1
$\begingroup$

I am a HS student and currently learning Rolle's Theorem. I have gotten the question:

Prove that there are exactly two positive real numbers $x$ such that $e^x = 3x$.

This is what I have done to answer:

$f(0) = 1 > 0$,

$f(1) = e - 3 < 0$.

There must be a point between $x=1$ and $x=0$, $x_{0}$, such that $f(x_{0}) = 0$. Therefore there is one root.

Suppose that there is another root such that $x_{1} > x_{0}$.

By Rolle's Theorem, as this function is differentiable and continuous, there must be a point $c$, such that $f'(c) = 0$ between $x = x_{1}$ and $x = x_{0}$.

$f'(x) = e^x - 3$.

This can equal $0$, but there is only one root to this equation. Therefore, there can only be one other root as there is one turning point.

I am not sure if this is sufficient or actually legitimate... Does this work or should more be added/made more clear? It is just a question from my textbook so does not need to be perfect but needs to show the point and be pretty correct.

Many thanks,

Aidanaidan12

$\endgroup$
  • 1
    $\begingroup$ you could simply also note that $f(2) > 0$, so... $\endgroup$ – ab123 Dec 8 '19 at 11:43
1
$\begingroup$

Actually, you require two real roots of this expression. You have only one with you. The Rolle argument which you have done , proves that there can be at most two real roots.

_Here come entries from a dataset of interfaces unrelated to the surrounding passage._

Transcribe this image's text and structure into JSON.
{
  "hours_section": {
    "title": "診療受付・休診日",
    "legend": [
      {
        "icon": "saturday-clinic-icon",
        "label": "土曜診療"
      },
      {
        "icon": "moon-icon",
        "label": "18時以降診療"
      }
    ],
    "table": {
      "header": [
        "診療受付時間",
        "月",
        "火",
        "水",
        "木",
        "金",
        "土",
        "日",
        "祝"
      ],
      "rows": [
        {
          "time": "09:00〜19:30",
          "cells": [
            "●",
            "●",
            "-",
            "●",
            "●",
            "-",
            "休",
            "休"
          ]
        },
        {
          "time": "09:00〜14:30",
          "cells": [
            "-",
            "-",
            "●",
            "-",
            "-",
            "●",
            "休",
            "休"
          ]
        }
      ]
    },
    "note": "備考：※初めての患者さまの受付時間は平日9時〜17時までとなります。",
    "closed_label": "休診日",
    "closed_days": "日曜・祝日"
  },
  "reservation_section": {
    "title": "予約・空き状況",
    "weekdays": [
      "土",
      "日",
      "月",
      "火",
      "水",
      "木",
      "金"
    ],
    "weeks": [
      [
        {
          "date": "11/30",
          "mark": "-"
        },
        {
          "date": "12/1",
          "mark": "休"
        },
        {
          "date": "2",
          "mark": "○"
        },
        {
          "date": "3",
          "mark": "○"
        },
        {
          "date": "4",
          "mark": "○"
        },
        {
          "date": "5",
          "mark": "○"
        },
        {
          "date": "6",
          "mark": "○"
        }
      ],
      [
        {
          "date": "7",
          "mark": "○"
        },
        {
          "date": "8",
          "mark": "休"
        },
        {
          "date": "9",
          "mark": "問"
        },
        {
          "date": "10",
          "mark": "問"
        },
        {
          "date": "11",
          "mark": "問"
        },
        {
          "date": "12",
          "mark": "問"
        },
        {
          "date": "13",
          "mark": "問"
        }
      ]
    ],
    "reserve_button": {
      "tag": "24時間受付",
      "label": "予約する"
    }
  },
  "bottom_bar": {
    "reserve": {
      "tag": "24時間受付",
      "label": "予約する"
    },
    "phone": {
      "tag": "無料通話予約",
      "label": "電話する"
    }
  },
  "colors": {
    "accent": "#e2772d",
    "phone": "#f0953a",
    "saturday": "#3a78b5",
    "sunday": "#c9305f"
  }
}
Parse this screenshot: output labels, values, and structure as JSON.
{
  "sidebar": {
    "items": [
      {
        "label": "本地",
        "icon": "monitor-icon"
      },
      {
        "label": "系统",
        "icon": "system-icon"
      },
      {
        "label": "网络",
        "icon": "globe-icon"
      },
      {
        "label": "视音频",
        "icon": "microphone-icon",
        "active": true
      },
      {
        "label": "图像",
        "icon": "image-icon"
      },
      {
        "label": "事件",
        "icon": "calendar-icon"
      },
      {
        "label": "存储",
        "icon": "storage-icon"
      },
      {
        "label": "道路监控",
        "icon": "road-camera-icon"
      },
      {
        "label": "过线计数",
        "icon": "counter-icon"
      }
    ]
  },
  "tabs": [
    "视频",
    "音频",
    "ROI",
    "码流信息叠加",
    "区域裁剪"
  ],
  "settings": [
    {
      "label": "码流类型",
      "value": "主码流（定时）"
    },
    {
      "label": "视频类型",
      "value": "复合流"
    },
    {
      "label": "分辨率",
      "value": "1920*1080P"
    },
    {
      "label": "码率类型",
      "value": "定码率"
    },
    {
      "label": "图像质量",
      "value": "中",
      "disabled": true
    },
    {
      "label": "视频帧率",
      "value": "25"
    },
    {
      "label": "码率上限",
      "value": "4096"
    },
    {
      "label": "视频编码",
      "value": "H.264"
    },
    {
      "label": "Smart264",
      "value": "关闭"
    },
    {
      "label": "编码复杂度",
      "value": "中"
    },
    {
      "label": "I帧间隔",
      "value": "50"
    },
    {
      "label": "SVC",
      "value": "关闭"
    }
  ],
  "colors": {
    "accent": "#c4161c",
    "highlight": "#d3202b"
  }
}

You have not found the other real root. To do that, note that $f(2) = e^2 - 6 > 0$. So there is a real root between $1$ and $2$ as well. These can be the only real roots by Rolle. So you were almost done, but needed the location of the second root.

Remember : By Rolle's theorem, if the derivative has at most $n$ real roots, then the function itself has at most $n+1$ real roots. You cannot say anything more : so for example, seeing that the derivative is zero does not tell you that there needs to be a second root.

$\endgroup$

Your Answer

By clicking “Post Your Answer”, you agree to our terms of service, privacy policy and cookie policy

Not the answer you're looking for?Browse other questions tagged or ask your own question.